** Instructions for the task **
Could you write out every record below exactly, leaving out any pictures?

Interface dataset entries
Start of Block

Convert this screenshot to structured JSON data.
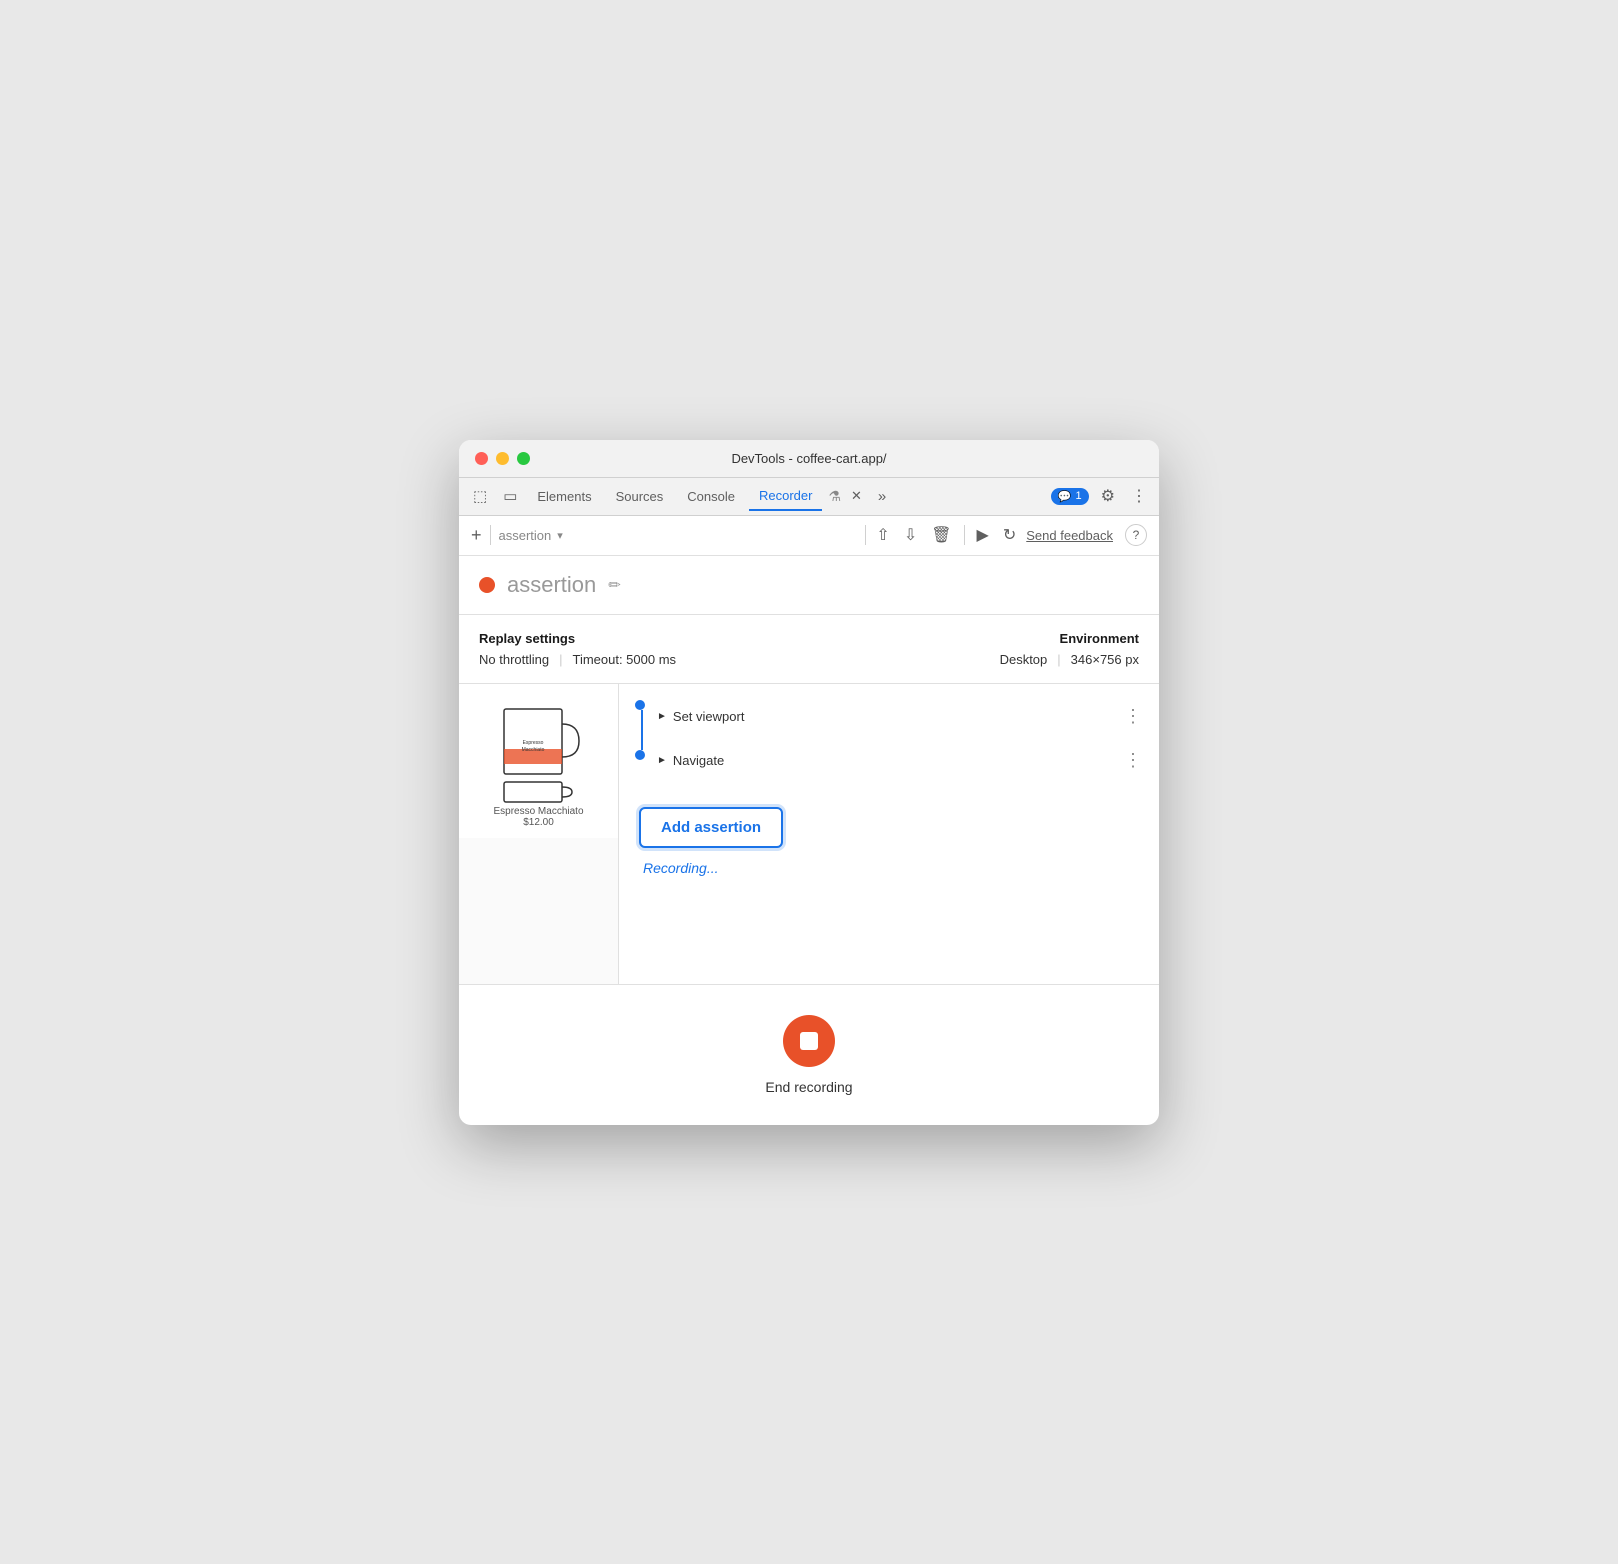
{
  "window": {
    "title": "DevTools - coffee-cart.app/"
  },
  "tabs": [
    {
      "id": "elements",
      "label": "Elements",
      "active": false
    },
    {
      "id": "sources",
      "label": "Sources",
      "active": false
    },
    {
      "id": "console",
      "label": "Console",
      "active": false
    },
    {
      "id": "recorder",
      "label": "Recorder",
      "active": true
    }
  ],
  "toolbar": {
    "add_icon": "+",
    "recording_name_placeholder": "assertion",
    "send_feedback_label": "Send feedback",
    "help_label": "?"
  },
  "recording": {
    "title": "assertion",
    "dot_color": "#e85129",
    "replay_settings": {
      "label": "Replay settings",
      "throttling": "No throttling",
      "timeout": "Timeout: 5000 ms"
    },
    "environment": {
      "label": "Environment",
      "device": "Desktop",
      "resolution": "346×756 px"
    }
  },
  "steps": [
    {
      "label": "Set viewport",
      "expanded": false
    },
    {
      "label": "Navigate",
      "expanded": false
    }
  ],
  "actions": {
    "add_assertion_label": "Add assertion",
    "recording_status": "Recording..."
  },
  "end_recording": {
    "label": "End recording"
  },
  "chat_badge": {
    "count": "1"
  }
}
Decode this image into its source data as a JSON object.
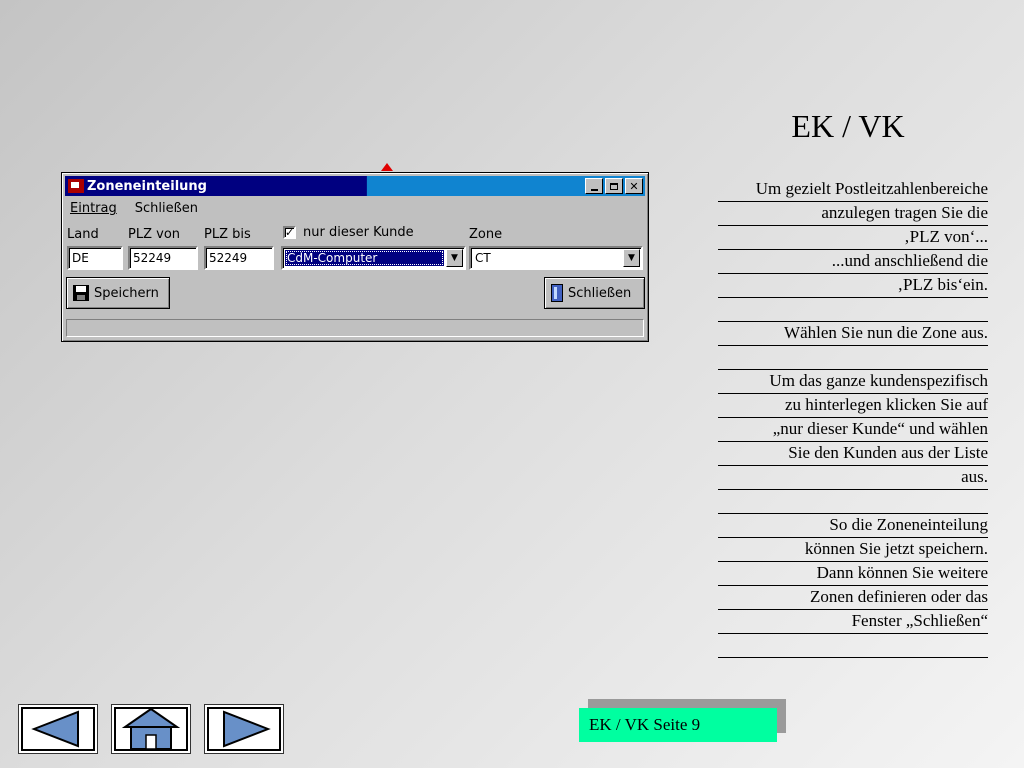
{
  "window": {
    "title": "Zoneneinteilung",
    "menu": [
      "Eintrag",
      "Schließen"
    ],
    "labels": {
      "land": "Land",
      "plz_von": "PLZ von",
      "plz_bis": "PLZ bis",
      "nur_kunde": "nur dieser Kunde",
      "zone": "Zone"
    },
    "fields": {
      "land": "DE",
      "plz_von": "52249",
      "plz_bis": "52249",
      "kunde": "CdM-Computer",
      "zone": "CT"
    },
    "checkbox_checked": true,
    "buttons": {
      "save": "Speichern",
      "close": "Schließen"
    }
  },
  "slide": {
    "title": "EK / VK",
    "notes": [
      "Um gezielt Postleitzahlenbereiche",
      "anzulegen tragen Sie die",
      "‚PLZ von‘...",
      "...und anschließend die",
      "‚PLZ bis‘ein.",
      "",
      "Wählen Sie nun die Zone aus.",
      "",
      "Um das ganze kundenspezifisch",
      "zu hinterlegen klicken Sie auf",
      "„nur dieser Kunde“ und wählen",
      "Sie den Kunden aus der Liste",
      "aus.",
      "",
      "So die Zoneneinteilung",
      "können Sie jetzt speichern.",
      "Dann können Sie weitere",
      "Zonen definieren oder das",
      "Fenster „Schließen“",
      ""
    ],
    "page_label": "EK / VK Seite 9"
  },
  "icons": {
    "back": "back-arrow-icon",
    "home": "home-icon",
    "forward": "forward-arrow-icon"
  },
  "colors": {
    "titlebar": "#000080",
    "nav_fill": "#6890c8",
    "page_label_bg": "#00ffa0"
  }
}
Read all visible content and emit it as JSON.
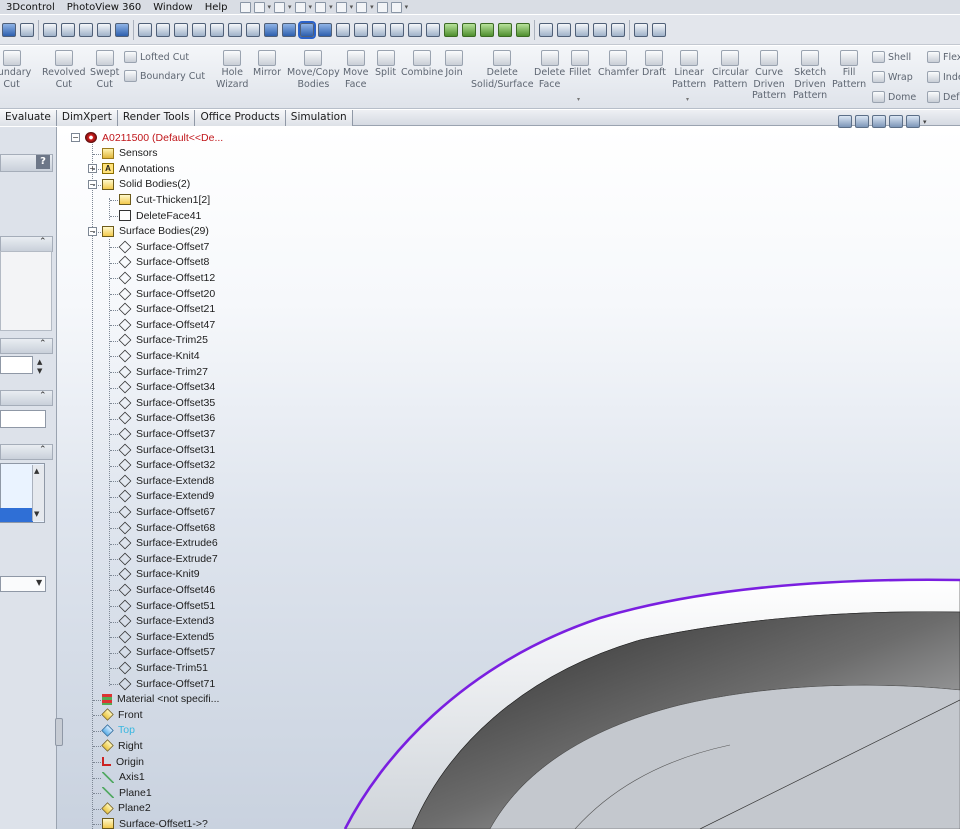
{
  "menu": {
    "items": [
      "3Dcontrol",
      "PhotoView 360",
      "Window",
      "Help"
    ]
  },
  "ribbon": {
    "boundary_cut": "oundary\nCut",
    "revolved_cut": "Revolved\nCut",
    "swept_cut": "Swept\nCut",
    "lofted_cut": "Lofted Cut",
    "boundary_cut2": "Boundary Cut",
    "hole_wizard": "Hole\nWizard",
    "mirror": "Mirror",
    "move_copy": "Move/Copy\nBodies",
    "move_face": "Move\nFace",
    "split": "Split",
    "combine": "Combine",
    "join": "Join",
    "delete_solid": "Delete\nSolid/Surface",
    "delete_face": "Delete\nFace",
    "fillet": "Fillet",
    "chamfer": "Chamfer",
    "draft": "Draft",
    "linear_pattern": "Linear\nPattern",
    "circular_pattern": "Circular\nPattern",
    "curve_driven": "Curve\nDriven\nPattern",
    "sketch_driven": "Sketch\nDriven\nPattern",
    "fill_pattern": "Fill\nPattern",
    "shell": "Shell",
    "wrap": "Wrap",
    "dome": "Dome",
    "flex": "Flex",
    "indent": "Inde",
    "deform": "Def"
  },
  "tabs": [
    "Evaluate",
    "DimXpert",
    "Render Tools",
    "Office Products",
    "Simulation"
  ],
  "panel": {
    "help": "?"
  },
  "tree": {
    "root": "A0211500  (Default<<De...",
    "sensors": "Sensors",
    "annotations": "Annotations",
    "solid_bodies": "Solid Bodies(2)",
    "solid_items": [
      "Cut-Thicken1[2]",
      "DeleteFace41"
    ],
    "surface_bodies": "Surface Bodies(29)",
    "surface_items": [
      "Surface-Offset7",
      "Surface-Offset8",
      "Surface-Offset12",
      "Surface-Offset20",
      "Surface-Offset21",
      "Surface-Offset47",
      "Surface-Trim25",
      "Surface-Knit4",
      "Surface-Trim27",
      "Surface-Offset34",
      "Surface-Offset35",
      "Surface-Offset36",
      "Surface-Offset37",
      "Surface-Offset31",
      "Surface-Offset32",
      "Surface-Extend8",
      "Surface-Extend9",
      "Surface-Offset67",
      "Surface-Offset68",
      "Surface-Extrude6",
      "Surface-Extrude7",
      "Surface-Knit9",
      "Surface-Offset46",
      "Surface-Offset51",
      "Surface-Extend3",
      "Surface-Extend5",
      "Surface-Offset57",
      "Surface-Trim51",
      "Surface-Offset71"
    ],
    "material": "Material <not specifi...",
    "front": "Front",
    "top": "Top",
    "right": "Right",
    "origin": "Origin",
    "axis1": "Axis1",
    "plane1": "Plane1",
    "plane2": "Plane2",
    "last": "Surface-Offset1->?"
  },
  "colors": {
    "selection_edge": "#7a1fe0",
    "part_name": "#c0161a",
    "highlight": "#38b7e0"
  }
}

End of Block

** Task output **
Convert this screenshot to structured JSON data.
{
  "window": {
    "title": "DevTools - coffee-cart.app/"
  },
  "tabs": [
    {
      "id": "elements",
      "label": "Elements",
      "active": false
    },
    {
      "id": "sources",
      "label": "Sources",
      "active": false
    },
    {
      "id": "console",
      "label": "Console",
      "active": false
    },
    {
      "id": "recorder",
      "label": "Recorder",
      "active": true
    }
  ],
  "toolbar": {
    "add_icon": "+",
    "recording_name_placeholder": "assertion",
    "send_feedback_label": "Send feedback",
    "help_label": "?"
  },
  "recording": {
    "title": "assertion",
    "dot_color": "#e85129",
    "replay_settings": {
      "label": "Replay settings",
      "throttling": "No throttling",
      "timeout": "Timeout: 5000 ms"
    },
    "environment": {
      "label": "Environment",
      "device": "Desktop",
      "resolution": "346×756 px"
    }
  },
  "steps": [
    {
      "label": "Set viewport",
      "expanded": false
    },
    {
      "label": "Navigate",
      "expanded": false
    }
  ],
  "actions": {
    "add_assertion_label": "Add assertion",
    "recording_status": "Recording..."
  },
  "end_recording": {
    "label": "End recording"
  },
  "chat_badge": {
    "count": "1"
  }
}
Decode this image into its source data as a JSON object.
{
  "window": {
    "title": "Zoneneinteilung",
    "menu": [
      "Eintrag",
      "Schließen"
    ],
    "labels": {
      "land": "Land",
      "plz_von": "PLZ von",
      "plz_bis": "PLZ bis",
      "nur_kunde": "nur dieser Kunde",
      "zone": "Zone"
    },
    "fields": {
      "land": "DE",
      "plz_von": "52249",
      "plz_bis": "52249",
      "kunde": "CdM-Computer",
      "zone": "CT"
    },
    "checkbox_checked": true,
    "buttons": {
      "save": "Speichern",
      "close": "Schließen"
    }
  },
  "slide": {
    "title": "EK / VK",
    "notes": [
      "Um gezielt Postleitzahlenbereiche",
      "anzulegen tragen Sie die",
      "‚PLZ von‘...",
      "...und anschließend die",
      "‚PLZ bis‘ein.",
      "",
      "Wählen Sie nun die Zone aus.",
      "",
      "Um das ganze kundenspezifisch",
      "zu hinterlegen klicken Sie auf",
      "„nur dieser Kunde“ und wählen",
      "Sie den Kunden aus der Liste",
      "aus.",
      "",
      "So die Zoneneinteilung",
      "können Sie jetzt speichern.",
      "Dann können Sie weitere",
      "Zonen definieren oder das",
      "Fenster „Schließen“",
      ""
    ],
    "page_label": "EK / VK Seite 9"
  },
  "icons": {
    "back": "back-arrow-icon",
    "home": "home-icon",
    "forward": "forward-arrow-icon"
  },
  "colors": {
    "titlebar": "#000080",
    "nav_fill": "#6890c8",
    "page_label_bg": "#00ffa0"
  }
}
Read all visible content and emit it as JSON.
{
  "menu": {
    "items": [
      "3Dcontrol",
      "PhotoView 360",
      "Window",
      "Help"
    ]
  },
  "ribbon": {
    "boundary_cut": "oundary\nCut",
    "revolved_cut": "Revolved\nCut",
    "swept_cut": "Swept\nCut",
    "lofted_cut": "Lofted Cut",
    "boundary_cut2": "Boundary Cut",
    "hole_wizard": "Hole\nWizard",
    "mirror": "Mirror",
    "move_copy": "Move/Copy\nBodies",
    "move_face": "Move\nFace",
    "split": "Split",
    "combine": "Combine",
    "join": "Join",
    "delete_solid": "Delete\nSolid/Surface",
    "delete_face": "Delete\nFace",
    "fillet": "Fillet",
    "chamfer": "Chamfer",
    "draft": "Draft",
    "linear_pattern": "Linear\nPattern",
    "circular_pattern": "Circular\nPattern",
    "curve_driven": "Curve\nDriven\nPattern",
    "sketch_driven": "Sketch\nDriven\nPattern",
    "fill_pattern": "Fill\nPattern",
    "shell": "Shell",
    "wrap": "Wrap",
    "dome": "Dome",
    "flex": "Flex",
    "indent": "Inde",
    "deform": "Def"
  },
  "tabs": [
    "Evaluate",
    "DimXpert",
    "Render Tools",
    "Office Products",
    "Simulation"
  ],
  "panel": {
    "help": "?"
  },
  "tree": {
    "root": "A0211500  (Default<<De...",
    "sensors": "Sensors",
    "annotations": "Annotations",
    "solid_bodies": "Solid Bodies(2)",
    "solid_items": [
      "Cut-Thicken1[2]",
      "DeleteFace41"
    ],
    "surface_bodies": "Surface Bodies(29)",
    "surface_items": [
      "Surface-Offset7",
      "Surface-Offset8",
      "Surface-Offset12",
      "Surface-Offset20",
      "Surface-Offset21",
      "Surface-Offset47",
      "Surface-Trim25",
      "Surface-Knit4",
      "Surface-Trim27",
      "Surface-Offset34",
      "Surface-Offset35",
      "Surface-Offset36",
      "Surface-Offset37",
      "Surface-Offset31",
      "Surface-Offset32",
      "Surface-Extend8",
      "Surface-Extend9",
      "Surface-Offset67",
      "Surface-Offset68",
      "Surface-Extrude6",
      "Surface-Extrude7",
      "Surface-Knit9",
      "Surface-Offset46",
      "Surface-Offset51",
      "Surface-Extend3",
      "Surface-Extend5",
      "Surface-Offset57",
      "Surface-Trim51",
      "Surface-Offset71"
    ],
    "material": "Material <not specifi...",
    "front": "Front",
    "top": "Top",
    "right": "Right",
    "origin": "Origin",
    "axis1": "Axis1",
    "plane1": "Plane1",
    "plane2": "Plane2",
    "last": "Surface-Offset1->?"
  },
  "colors": {
    "selection_edge": "#7a1fe0",
    "part_name": "#c0161a",
    "highlight": "#38b7e0"
  }
}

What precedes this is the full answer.